■ **Exercise objective**
Lines of the records that hold the word "Details" are to be counted; give the number and nothing more.

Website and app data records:
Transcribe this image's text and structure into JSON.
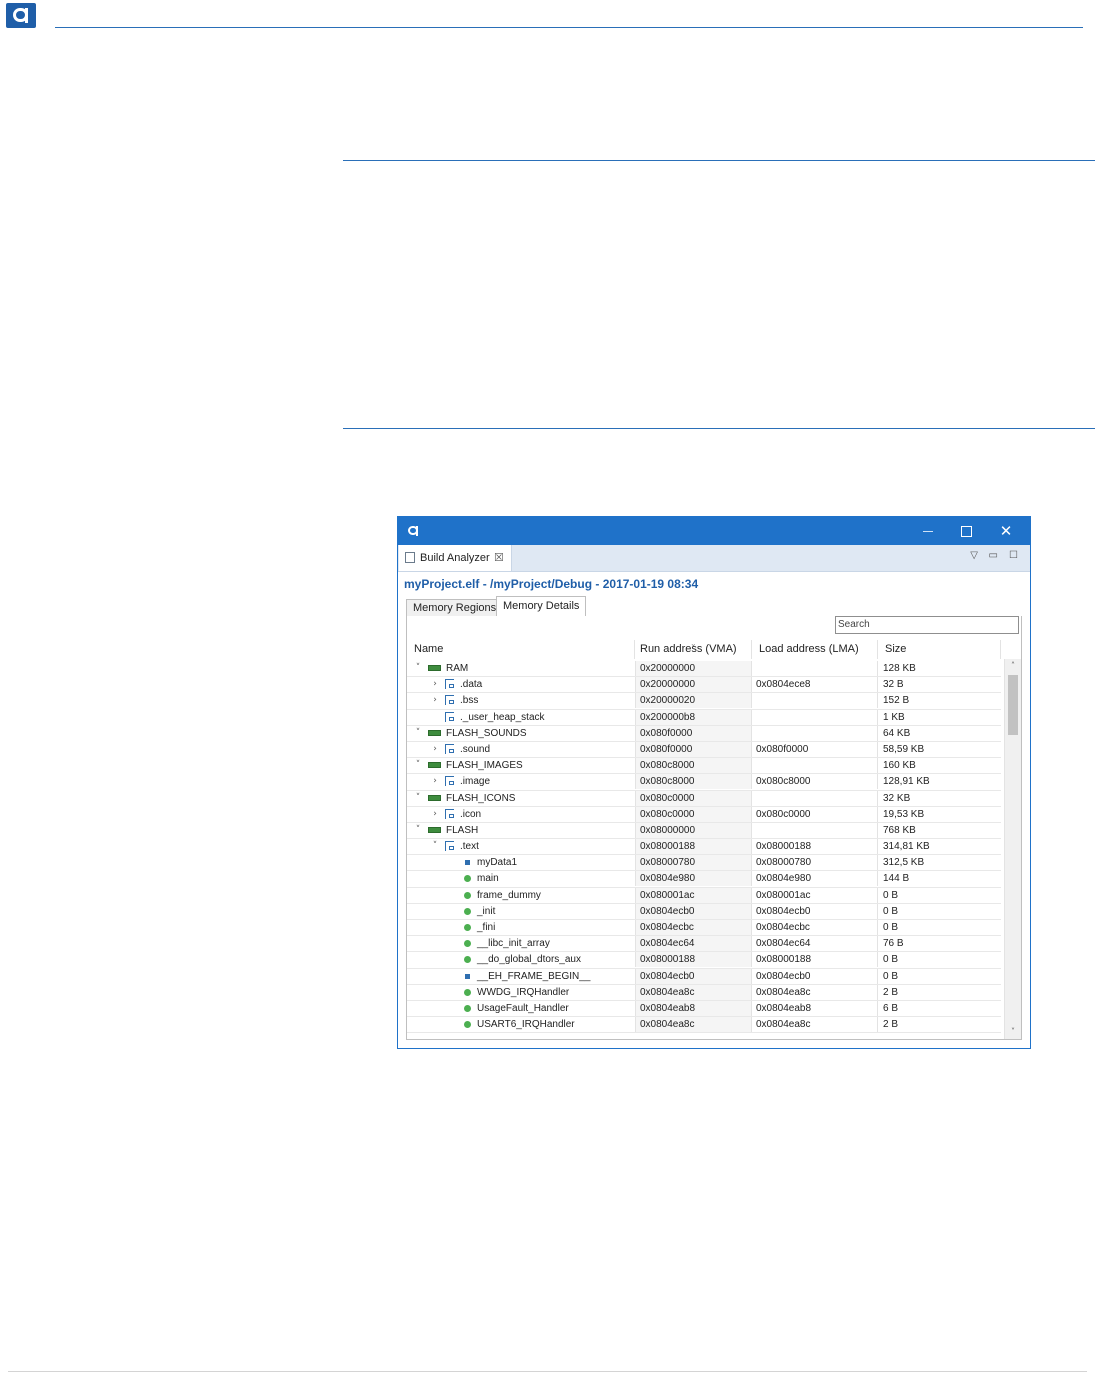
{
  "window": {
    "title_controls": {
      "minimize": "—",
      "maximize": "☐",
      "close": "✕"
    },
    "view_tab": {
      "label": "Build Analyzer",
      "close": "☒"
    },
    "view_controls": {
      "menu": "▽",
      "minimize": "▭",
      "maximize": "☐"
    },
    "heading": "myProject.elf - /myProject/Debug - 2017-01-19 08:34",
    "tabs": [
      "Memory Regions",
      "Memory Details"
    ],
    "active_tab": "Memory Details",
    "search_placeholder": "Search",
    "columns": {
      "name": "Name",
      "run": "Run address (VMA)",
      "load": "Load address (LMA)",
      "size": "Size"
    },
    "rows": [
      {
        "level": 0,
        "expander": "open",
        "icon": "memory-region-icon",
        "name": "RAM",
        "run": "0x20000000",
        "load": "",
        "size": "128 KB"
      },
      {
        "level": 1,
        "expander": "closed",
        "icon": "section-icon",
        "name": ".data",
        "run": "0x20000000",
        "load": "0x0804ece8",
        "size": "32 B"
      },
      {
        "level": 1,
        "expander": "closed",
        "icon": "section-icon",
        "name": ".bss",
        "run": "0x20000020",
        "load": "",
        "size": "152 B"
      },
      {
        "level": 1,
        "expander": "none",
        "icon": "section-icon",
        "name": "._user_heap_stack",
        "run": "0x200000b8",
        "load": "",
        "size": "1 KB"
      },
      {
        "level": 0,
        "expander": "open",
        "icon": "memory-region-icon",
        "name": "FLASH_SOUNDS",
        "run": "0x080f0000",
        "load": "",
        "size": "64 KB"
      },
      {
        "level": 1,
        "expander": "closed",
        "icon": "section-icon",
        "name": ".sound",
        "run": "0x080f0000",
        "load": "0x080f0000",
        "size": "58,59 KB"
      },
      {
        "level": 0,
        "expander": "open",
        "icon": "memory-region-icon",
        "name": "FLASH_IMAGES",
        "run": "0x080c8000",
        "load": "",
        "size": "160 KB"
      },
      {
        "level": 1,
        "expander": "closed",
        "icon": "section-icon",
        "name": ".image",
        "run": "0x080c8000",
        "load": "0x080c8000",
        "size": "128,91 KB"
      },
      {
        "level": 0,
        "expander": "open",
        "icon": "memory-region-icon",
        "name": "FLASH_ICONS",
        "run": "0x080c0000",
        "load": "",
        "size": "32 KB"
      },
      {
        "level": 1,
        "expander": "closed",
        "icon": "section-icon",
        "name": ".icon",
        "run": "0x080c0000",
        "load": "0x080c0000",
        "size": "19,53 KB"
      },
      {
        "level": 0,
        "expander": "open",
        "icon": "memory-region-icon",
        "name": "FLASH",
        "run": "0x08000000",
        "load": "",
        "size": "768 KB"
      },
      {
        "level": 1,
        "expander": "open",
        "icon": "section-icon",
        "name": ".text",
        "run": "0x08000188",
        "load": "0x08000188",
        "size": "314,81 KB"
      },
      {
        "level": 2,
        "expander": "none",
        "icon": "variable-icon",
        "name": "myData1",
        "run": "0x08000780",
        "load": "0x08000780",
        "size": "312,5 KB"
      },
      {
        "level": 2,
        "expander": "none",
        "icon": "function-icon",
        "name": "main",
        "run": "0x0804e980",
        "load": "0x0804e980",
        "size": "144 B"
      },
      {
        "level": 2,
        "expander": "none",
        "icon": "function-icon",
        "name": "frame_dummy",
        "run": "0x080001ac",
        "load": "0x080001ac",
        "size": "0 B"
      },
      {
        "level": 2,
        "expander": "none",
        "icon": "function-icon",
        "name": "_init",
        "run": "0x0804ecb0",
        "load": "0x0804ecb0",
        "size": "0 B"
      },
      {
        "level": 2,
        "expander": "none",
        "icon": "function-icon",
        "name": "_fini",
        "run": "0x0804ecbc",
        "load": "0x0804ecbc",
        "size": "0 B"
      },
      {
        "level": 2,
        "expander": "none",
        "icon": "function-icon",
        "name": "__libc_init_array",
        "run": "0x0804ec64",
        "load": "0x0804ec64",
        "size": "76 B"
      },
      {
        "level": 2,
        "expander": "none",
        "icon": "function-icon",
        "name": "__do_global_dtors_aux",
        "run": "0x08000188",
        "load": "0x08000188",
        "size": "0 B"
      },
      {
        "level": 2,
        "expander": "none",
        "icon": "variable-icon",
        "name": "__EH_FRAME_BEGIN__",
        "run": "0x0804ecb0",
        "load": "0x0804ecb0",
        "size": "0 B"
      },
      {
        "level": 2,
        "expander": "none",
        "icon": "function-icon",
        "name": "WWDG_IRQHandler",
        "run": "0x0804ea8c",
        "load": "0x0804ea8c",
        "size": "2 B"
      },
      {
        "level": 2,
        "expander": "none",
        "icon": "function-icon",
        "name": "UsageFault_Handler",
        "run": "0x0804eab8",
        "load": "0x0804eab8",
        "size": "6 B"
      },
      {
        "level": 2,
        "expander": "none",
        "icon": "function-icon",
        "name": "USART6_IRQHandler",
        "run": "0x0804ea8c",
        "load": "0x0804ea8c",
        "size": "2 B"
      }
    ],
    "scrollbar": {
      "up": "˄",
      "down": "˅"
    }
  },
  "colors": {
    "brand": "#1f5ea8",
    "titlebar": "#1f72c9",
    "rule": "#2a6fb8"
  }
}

■ **Written response**
2